Sufis opens their heart through remembrance where they believe that remembrance comes about by repetition. They perform remembrance ceremonies during which they practice the unity of breath, sound, and body movement. They believe that remembrance comes from the tongue and descends to the heart from which it goes to the soul. The way they do it may be different, but this is a key practice of building one’s faith, that is, remembering the set rules. For them, they believed that repeating the name of God several times (Kadhir-as they called it), will make them closer to the divine. In Christianity, remembrance comes through reading the word of God from the Bible and through teachings and this reminds Christians of the set rules in their faith. This also happens to Islam who also does it through prayers and reading of the Quran.
Sufism has a principle of living in the world to achieve the highest mystical goals which are serving others (is the same as serving God). This is considered the highest level of worship. To be a Sufi, you have to love and serve others, and actually, this is the duty of human beings. A service is a form of worship to God. They also show gratitude by thanking God. When a Sufi Sheikh was thanked by a group of guests after treating them well, he said that they should thank God for it was his will that he served them right.
According to my view and what is reflected in this book and also from experience, Sufism like Christianity and Islam preaches love and unity in humankind. It also emphasizes more on worshipping God as the creator of all things that exist in the world. However, contradictions appear in the way these things are done. The other different thing is how the practices of each religion are taught. Otherwise, the doctrines are not interfering with the lives of mankind.
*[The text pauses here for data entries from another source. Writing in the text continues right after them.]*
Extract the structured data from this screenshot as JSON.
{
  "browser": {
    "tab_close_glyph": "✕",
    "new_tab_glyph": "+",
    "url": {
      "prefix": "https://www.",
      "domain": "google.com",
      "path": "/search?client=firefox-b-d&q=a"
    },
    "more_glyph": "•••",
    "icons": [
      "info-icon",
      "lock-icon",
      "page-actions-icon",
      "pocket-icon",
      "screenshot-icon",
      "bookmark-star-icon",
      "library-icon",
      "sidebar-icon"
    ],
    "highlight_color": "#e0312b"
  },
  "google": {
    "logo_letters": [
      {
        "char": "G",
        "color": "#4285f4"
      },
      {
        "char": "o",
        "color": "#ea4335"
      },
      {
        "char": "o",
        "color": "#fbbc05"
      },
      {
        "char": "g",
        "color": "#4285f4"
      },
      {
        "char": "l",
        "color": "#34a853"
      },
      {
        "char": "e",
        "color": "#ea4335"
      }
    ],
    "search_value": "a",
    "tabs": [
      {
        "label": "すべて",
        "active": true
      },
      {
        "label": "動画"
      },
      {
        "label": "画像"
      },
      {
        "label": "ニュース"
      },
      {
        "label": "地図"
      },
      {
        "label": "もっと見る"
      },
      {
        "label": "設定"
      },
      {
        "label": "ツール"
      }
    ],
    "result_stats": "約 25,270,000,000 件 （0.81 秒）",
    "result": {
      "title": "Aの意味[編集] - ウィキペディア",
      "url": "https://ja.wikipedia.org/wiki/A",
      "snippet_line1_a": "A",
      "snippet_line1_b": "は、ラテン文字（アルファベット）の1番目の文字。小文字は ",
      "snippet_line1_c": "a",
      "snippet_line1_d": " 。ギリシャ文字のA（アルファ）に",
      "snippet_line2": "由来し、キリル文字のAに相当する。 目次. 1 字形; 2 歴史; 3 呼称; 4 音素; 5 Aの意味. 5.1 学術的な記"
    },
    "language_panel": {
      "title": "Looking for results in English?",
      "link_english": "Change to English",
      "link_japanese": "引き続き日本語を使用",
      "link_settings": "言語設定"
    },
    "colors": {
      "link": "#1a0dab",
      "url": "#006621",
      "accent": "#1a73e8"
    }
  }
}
Robert, Frager. Clifton Fadiman, Essential Sufism. HarperSan: Francisco University, 1997.
- Robert, Frager. Clifton Fadiman, Essential Sufism (HarperSan: Francisco, 1997), 26.